Friday, May 23, 2008

HDFC Bank agrees to buy Centurion Bank

HDFC Bank, India's third-biggest lender by market capitalisation, agreed on Saturday to buy Centurion Bank of Punjab in an all-share deal in the nation's biggest financial sector buyout.

The boards of the two banks will meet on Feb 25 to consider the share swap ratio and again on Feb 28 to finalise the details of the merger, a joint statement from the lenders said. The two first announced plans for the merger late on Friday.

"The two Boards have resolved to pursue the merger subject to satisfactory due diligence, a fair share-swap ratio and all the requisite statutory, regulatory and corporate approvals," the statement said.

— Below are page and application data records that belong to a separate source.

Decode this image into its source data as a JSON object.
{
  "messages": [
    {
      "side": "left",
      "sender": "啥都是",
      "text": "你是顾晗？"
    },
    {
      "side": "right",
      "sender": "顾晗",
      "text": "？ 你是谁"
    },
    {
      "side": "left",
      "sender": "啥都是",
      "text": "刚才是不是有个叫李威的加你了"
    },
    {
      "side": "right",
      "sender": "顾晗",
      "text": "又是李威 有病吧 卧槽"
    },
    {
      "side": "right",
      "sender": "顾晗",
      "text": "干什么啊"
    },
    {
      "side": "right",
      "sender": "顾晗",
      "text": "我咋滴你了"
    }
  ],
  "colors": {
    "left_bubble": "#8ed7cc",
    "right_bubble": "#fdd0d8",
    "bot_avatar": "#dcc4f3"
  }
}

It did not give a value for the deal.

According to Times News Network the deal may value Centurion's shares at 57 rupees each, or roughly the price at which they closed on Thursday after jumping 14 percent on the day as speculation of a deal intensified.

Ernst & Young and Dalal & Shah have been appointed to determine the share swap ratio, HDFC Bank said in a statement to the stock exchange. The merger will create a bank with 1,148 branches, surpassing second largest lender ICICI Bank's 955 branches.

Centurion had 394 branches and HDFC Bank 754 branches as on Dec. 31 2007, the statement said. However, the merged entity's total advances of about 870 billion rupees ($21.7 billion) are far lower than ICICI's 2.2 trillion rupees. The merger will allow HDFC Bank to extend its reach in the country before a central bank review next year that may allow foreign banks such as Citigroup and Standard Chartered to buy Indian lenders.

Indian banks, led by State Bank of India and ICICI, the top two by market value, are raising funds to expand ahead of the review and to meet the demands from an economy that has grown at an average of 8.6 percent over the last four years.

State Bank is raising $4.2 billion in a rights share issue, HDFC Bank plans to sell bonds worth up to $1 billion and ICICI sold $5 billion of shares in June, eyeing rapid growth in the fragmented Indian banking sector. HDFC Bank and Centurion, which got banking licenses in the mid-1990s, are among the few to have acquired local rivals. HDFC Bank bought Times Bank from media publisher Bennett Coleman & Co in 2000.

While Centurion, which was rescued by buyout firm Sabre Capital in 2003 after major losses, has bought Bank of Punjab and Lord Krishna Bank. Bank Muscat owns 14.02 percent and Sabre Capital 3.74 percent of Centurion as on Dec. 31, stock exchange data showed.

Centurion Bank shares, which ended one percent down on Friday valuing the bank at 105 billion rupees, have risen 13 percent since Feb. 20. HDFC Bank shares have lost 4 percent in the same period.